The recent Covid-19 pandemic has brought about a lot of changes that the world is still recovering from. Primary amongst them as been the work / study from home trends caused by widespread lockdowns and quarantines. While such an isolation takes its toll on everyone, probably the impact would be the greatest on youngsters. The social growth of a person at these critical junctures in life is linked to the exposure they receive. And the world has been deprived of such exposures and interactions for close to a couple of years now. The impact of this event and the possible permanent introduction of virtual “classrooms” would change the way we interact with our friends, grow and come to understand our places in the society. This physical isolation would also have its impact on the psychological growth of this generation. Additionally, the young adults who have just joined the workforce faced an interesting dilemma.

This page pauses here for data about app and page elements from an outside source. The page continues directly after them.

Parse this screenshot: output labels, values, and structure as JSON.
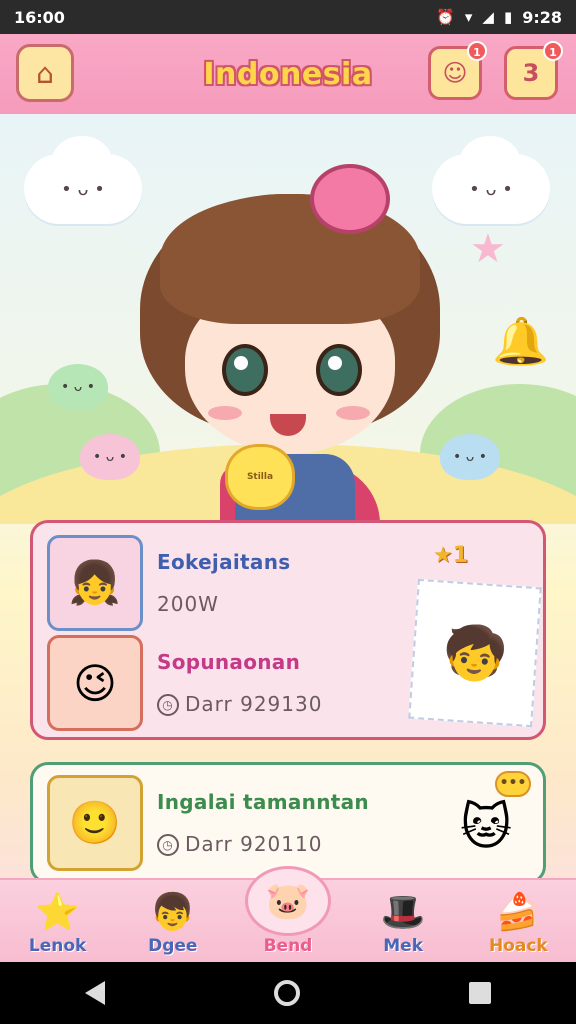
{
  "status_bar": {
    "time_left": "16:00",
    "time_right": "9:28",
    "icons": [
      "alarm-icon",
      "wifi-icon",
      "signal-icon",
      "battery-icon"
    ]
  },
  "header": {
    "title": "Indonesia",
    "home_icon": "house-star-icon",
    "button_1_icon": "face-icon",
    "button_2_label": "3",
    "badge_1": "1",
    "badge_2": "1"
  },
  "hero": {
    "plush_text": "Stilla"
  },
  "card1": {
    "rank_label": "★1",
    "rows": [
      {
        "name": "Eokejaitans",
        "meta": "200W"
      },
      {
        "name": "Sopunaonan",
        "meta": "Darr 929130"
      }
    ]
  },
  "card2": {
    "rows": [
      {
        "name": "Ingalai tamanntan",
        "meta": "Darr 920110"
      }
    ],
    "bubble_text": "•••"
  },
  "bottom_nav": {
    "items": [
      {
        "label": "Lenok",
        "icon": "star-icon"
      },
      {
        "label": "Dgee",
        "icon": "character-icon"
      },
      {
        "label": "Bend",
        "icon": "pig-icon"
      },
      {
        "label": "Mek",
        "icon": "hat-icon"
      },
      {
        "label": "Hoack",
        "icon": "cake-icon"
      }
    ],
    "active_index": 2
  },
  "colors": {
    "header_pink": "#f59bbb",
    "title_yellow": "#ffd64a",
    "card1_border": "#d25675",
    "card2_border": "#4f9e75",
    "nav_active": "#ea5c8c"
  }
}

The initial introduction of the work-from-home idea was accompanied by an implicit lack of communication between many employers and employees. The rise of tensions stemming from this has eventually dissipated and work-from-home has now become a pretty regular aspect. The question then becomes, as the world opens up, how would this newest generation of the workforce adjust to an in-person environment. If the remote working persists beyond covid, how does it affect the job market for the later incoming batches? As we move towards a post-covid world, the recovery may not be as simple as one would like to think. How does one tackle the changes brought about by these necessary but ultimately drastic changes to the fabric of our society? How big would the impact of the past couple of years on the world be? As we look ahead into a post-covid world, while the economic impact of the past few years is being evaluated, it is important to consider these social questions as well.